[Given data — start]

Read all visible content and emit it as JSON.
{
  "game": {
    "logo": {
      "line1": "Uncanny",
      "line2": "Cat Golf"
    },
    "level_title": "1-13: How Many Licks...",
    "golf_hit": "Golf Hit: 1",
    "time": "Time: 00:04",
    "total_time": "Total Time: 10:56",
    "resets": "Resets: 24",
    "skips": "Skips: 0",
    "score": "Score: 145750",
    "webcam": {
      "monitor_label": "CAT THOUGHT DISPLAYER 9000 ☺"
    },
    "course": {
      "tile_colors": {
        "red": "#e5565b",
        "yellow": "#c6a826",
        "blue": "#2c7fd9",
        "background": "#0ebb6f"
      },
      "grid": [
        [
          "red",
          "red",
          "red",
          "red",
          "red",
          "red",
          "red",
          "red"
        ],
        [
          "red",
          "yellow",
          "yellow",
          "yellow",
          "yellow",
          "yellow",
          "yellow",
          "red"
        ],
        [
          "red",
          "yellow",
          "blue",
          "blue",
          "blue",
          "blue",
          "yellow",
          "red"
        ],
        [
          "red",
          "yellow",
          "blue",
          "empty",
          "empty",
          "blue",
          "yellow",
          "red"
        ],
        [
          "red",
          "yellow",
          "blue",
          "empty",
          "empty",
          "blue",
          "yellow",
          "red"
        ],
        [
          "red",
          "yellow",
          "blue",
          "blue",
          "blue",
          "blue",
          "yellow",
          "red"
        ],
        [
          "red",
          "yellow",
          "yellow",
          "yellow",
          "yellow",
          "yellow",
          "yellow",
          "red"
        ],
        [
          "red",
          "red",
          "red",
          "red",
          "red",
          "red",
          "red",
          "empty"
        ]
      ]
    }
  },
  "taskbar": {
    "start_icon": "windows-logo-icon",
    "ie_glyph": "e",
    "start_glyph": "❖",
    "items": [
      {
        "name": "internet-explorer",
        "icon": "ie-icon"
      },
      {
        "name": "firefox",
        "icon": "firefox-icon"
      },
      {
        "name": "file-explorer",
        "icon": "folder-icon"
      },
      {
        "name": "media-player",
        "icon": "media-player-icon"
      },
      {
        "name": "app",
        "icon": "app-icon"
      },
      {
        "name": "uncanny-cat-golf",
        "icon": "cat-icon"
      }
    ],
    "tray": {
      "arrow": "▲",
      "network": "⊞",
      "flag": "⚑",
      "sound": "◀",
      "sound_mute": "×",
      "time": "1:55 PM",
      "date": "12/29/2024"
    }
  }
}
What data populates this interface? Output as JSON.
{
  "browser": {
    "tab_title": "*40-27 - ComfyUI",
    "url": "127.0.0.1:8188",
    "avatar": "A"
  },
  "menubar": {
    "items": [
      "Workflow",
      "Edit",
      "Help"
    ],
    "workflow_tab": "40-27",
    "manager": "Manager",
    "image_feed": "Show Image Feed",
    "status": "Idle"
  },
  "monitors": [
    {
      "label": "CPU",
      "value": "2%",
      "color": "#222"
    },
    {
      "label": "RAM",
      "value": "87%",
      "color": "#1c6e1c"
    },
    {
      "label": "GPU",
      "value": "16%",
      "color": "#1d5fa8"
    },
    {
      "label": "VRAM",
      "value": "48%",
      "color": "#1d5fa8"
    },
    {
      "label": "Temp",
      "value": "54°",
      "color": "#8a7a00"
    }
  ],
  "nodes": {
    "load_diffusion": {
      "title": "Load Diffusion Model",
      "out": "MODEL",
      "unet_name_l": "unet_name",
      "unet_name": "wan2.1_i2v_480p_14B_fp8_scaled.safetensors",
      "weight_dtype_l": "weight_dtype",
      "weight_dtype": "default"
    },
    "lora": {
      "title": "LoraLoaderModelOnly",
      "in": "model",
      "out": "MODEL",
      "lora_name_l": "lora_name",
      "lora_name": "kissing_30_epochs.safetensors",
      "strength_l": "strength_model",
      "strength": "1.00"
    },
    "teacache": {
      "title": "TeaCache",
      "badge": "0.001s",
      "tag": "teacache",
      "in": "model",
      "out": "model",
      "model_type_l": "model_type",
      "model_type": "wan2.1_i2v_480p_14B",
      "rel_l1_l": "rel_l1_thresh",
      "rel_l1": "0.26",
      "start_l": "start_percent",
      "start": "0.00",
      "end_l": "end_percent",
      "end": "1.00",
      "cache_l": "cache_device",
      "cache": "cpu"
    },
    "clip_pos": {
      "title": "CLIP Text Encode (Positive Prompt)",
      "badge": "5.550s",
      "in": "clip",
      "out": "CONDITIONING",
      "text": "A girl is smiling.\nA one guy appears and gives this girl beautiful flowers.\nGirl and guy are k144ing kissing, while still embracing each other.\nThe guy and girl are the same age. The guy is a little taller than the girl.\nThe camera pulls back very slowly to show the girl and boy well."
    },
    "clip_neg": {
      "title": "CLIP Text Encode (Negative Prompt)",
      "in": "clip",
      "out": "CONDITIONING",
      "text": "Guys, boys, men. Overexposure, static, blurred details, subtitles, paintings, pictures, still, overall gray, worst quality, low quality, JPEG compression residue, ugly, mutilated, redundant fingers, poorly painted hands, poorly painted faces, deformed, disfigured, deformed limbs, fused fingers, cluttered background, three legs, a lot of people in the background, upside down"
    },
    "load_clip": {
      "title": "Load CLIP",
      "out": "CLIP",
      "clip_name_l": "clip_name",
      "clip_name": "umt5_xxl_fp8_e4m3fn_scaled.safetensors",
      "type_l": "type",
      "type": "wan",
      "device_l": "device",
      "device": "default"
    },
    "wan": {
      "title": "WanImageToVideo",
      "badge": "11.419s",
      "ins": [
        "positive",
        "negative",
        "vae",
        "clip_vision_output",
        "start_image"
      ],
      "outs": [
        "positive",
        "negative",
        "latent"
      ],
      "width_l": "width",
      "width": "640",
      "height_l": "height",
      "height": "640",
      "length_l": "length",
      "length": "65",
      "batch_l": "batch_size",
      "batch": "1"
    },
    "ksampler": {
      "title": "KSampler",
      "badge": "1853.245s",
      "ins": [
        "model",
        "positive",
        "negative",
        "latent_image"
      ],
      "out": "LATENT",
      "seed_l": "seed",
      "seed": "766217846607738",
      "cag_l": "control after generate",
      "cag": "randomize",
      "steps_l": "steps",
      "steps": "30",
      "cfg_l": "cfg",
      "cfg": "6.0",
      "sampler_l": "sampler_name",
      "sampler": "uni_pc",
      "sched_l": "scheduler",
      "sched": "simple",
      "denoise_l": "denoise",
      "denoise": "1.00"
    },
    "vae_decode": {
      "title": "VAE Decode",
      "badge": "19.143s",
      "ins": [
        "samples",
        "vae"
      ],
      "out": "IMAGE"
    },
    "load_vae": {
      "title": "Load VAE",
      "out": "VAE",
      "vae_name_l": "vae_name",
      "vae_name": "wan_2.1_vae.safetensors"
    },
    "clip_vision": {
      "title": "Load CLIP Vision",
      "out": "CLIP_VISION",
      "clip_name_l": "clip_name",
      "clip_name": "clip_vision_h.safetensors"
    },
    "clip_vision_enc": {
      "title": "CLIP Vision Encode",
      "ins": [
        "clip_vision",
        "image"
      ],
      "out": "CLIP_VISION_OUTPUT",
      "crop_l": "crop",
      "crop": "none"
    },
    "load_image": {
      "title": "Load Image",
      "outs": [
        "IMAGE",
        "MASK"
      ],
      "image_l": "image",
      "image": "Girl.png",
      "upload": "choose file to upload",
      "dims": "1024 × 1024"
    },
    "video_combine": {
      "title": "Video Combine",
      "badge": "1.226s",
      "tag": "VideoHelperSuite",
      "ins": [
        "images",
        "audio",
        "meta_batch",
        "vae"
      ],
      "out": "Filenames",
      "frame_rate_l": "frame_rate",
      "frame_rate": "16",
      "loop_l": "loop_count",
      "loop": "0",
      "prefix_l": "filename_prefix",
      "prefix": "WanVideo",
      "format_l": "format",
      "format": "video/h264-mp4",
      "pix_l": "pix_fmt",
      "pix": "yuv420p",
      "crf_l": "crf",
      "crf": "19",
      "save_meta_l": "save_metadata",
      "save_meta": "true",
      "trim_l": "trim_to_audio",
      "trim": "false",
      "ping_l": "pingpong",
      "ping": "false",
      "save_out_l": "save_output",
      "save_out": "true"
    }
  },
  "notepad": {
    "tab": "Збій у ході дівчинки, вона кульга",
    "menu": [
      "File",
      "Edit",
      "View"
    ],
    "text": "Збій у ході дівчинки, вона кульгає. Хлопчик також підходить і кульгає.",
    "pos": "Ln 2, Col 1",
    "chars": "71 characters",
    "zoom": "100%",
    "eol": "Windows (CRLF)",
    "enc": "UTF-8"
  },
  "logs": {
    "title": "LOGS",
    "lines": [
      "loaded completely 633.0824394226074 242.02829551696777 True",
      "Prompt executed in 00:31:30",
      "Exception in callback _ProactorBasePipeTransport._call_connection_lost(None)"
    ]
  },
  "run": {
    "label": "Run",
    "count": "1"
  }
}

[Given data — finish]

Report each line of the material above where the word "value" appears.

      "value": "2%",
      "value": "87%",
      "value": "16%",
      "value": "48%",
      "value": "54°",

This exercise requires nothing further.